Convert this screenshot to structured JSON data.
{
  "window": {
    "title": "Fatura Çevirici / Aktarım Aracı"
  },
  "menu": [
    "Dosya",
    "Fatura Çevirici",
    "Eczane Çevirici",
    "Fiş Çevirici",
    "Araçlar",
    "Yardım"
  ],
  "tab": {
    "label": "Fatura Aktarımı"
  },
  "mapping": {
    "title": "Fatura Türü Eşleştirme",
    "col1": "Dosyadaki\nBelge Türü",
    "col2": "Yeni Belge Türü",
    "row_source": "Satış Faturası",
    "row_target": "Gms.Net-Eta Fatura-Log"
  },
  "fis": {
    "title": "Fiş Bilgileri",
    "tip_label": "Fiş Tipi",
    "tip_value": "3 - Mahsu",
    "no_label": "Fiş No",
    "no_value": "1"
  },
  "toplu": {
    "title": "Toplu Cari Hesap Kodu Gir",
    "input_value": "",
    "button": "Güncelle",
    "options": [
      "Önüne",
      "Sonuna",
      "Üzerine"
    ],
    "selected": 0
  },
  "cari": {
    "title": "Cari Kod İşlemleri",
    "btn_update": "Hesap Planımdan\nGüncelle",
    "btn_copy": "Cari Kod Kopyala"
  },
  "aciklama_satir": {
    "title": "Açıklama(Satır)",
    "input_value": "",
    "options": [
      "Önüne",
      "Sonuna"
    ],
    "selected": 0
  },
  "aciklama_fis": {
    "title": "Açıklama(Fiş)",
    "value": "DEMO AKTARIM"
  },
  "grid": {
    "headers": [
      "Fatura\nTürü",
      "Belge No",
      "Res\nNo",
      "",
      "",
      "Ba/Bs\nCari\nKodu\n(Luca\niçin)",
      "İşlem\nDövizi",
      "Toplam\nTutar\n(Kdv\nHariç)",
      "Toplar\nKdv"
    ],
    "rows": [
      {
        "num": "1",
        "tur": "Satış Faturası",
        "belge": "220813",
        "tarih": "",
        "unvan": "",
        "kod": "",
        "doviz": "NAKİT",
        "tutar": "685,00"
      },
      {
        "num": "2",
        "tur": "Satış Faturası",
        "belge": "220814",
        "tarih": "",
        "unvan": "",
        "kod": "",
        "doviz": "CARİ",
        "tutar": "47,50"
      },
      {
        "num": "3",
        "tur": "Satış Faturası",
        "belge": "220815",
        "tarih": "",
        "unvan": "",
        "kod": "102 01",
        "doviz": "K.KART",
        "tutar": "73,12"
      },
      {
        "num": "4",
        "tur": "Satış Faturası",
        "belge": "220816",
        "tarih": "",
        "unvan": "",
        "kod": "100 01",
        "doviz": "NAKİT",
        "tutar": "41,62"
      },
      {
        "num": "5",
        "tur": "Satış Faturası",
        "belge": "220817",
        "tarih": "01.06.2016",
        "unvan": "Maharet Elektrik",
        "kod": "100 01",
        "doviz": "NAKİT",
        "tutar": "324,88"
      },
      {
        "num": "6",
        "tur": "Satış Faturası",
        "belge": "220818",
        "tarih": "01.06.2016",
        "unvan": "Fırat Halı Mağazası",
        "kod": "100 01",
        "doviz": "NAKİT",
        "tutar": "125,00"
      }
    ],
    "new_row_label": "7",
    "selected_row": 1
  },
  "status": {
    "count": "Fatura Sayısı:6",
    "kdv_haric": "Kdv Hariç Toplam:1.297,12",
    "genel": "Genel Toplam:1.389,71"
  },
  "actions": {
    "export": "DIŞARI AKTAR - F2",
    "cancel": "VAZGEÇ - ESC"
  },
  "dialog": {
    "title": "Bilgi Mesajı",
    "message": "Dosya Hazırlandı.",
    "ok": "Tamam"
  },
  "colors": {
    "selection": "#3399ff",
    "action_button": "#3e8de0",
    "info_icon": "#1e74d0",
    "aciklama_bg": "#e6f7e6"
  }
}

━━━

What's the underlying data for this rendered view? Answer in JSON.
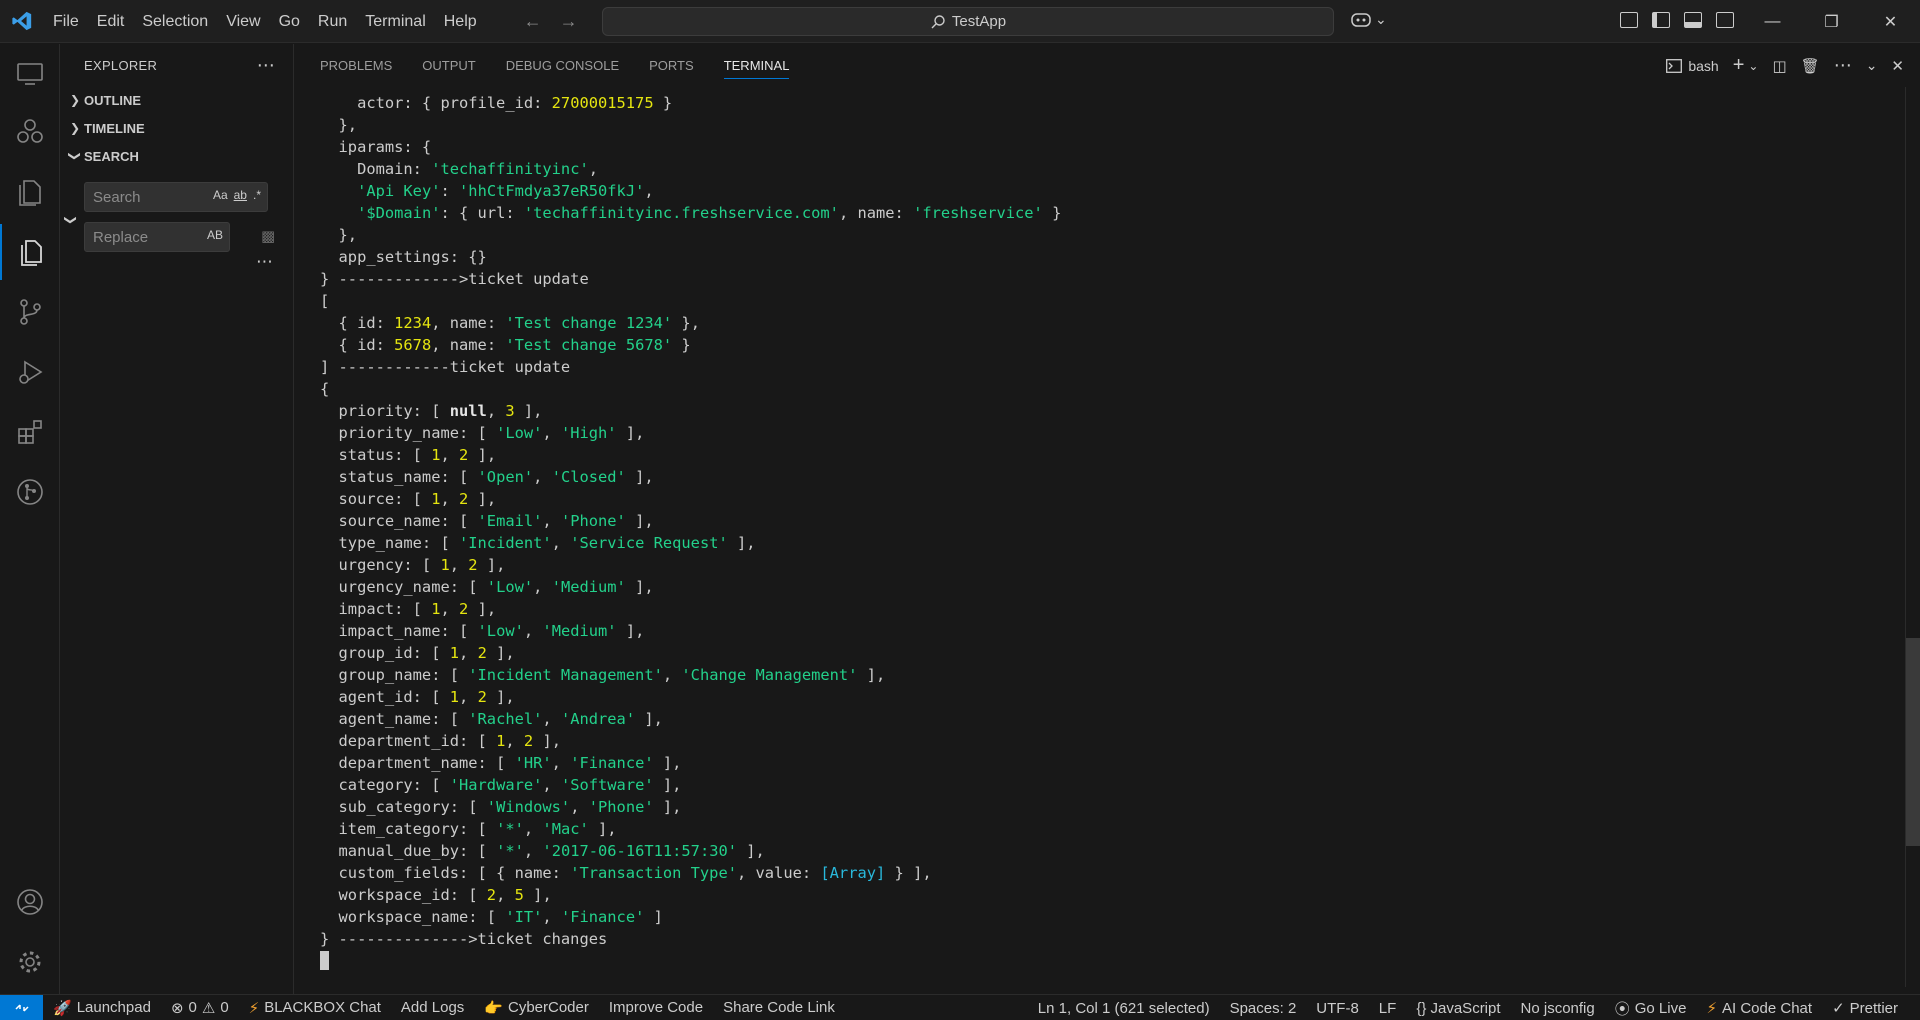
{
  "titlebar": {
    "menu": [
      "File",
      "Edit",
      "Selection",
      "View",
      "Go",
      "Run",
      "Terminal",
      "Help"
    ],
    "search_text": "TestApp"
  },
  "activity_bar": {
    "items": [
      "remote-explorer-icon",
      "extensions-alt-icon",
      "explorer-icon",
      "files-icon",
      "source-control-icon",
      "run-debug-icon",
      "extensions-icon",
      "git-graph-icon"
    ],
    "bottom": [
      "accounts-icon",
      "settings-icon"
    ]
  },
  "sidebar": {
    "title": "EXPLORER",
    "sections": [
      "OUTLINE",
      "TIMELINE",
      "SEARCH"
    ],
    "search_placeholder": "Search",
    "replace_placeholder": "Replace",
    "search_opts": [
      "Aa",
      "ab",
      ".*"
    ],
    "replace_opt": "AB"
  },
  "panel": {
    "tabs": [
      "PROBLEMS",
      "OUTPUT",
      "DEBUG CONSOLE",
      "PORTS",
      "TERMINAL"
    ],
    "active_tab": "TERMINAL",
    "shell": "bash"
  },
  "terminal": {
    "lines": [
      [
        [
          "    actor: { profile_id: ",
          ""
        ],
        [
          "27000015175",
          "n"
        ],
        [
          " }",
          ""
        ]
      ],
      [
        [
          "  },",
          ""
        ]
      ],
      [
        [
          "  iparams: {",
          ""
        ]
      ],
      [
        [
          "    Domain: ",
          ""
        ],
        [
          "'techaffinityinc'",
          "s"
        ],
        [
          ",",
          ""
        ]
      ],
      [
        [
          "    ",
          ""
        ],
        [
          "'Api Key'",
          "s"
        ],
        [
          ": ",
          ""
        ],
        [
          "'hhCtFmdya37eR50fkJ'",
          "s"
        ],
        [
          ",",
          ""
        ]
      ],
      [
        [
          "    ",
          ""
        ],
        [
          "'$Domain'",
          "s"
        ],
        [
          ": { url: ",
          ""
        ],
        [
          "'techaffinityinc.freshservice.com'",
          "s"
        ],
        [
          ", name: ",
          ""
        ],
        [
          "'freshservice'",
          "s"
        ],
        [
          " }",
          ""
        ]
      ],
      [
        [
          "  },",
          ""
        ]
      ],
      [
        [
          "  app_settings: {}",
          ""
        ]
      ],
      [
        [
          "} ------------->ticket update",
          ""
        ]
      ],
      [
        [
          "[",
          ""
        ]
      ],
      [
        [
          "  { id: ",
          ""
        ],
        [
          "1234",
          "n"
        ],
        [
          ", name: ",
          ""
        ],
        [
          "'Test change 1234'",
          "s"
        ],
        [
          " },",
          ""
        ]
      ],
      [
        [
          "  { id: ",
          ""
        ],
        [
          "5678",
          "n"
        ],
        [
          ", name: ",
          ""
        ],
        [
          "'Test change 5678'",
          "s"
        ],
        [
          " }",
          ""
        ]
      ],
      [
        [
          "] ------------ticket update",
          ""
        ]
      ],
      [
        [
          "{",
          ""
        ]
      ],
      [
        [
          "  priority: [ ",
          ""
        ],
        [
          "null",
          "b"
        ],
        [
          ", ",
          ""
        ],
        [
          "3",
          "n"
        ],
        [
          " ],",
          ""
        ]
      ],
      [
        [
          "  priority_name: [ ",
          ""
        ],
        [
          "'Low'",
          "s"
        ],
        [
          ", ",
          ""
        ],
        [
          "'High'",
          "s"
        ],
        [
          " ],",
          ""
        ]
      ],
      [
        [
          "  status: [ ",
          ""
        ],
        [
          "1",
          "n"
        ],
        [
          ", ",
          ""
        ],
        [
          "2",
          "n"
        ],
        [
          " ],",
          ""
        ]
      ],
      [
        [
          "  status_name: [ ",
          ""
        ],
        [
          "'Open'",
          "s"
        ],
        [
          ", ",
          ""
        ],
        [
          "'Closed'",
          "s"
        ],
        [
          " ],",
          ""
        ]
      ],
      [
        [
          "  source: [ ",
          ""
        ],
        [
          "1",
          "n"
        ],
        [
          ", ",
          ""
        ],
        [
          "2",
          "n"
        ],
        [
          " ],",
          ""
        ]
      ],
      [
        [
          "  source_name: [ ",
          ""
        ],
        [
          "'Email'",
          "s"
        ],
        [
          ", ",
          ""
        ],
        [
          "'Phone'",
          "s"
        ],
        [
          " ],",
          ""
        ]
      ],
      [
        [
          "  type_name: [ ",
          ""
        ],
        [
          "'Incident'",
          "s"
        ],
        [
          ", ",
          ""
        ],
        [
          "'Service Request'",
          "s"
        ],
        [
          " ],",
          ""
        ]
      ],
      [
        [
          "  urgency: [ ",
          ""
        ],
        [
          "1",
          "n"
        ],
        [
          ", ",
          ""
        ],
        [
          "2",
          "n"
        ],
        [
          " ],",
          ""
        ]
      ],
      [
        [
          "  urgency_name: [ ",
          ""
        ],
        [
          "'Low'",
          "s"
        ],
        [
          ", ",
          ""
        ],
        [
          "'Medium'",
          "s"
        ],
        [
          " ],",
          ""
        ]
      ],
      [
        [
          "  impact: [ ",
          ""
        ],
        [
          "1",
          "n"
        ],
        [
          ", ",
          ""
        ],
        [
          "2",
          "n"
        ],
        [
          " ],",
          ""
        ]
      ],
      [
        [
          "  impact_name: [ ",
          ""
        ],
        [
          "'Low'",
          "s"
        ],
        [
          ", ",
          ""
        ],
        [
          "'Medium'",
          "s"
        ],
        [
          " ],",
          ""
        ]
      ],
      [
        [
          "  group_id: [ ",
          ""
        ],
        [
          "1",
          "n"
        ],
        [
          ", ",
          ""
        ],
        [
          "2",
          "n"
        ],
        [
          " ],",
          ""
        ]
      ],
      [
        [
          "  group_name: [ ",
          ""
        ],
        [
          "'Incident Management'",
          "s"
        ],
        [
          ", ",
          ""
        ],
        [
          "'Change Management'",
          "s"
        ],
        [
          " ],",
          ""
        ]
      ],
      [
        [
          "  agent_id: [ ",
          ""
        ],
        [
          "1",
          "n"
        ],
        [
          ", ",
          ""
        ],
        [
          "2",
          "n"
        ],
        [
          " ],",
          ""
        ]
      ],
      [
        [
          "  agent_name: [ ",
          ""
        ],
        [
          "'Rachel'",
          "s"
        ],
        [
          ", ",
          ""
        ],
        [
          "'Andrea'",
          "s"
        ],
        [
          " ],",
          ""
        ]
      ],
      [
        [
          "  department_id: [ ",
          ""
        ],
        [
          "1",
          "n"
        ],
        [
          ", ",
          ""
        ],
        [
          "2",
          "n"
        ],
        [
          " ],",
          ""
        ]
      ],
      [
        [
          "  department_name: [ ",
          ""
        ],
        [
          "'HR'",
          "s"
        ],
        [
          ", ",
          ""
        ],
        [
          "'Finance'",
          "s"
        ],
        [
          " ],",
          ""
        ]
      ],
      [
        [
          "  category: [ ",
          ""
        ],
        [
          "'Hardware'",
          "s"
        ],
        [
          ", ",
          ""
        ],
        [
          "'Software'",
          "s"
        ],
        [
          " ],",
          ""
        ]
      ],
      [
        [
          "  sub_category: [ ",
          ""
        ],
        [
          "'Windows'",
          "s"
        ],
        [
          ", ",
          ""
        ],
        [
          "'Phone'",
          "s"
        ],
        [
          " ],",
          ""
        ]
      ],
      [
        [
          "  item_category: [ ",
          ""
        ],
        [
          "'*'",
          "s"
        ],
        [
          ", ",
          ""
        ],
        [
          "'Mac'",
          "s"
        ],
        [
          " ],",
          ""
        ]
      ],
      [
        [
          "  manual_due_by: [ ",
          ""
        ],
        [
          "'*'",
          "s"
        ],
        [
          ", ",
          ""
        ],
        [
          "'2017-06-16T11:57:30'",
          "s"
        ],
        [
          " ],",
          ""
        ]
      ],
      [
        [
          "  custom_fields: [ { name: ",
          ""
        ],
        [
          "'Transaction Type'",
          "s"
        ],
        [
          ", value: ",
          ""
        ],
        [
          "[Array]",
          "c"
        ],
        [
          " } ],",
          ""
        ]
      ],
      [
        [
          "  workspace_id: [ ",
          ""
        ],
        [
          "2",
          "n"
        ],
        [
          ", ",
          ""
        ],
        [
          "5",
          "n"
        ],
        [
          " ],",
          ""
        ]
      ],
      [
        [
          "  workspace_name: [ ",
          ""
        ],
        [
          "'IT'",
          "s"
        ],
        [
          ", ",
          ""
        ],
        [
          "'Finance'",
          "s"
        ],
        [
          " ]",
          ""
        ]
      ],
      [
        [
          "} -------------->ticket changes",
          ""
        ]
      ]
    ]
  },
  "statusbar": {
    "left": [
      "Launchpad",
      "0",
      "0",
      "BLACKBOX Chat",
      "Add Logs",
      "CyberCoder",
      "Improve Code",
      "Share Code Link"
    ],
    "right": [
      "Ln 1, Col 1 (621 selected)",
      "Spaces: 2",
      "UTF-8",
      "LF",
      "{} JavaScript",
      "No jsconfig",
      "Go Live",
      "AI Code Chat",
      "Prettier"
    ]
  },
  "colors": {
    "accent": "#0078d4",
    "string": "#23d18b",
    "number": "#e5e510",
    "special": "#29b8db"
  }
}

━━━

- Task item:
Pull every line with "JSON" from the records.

- Answer space:
Convert this screenshot to structured JSON data.
What's the underlying data for this rendered view? Answer in JSON.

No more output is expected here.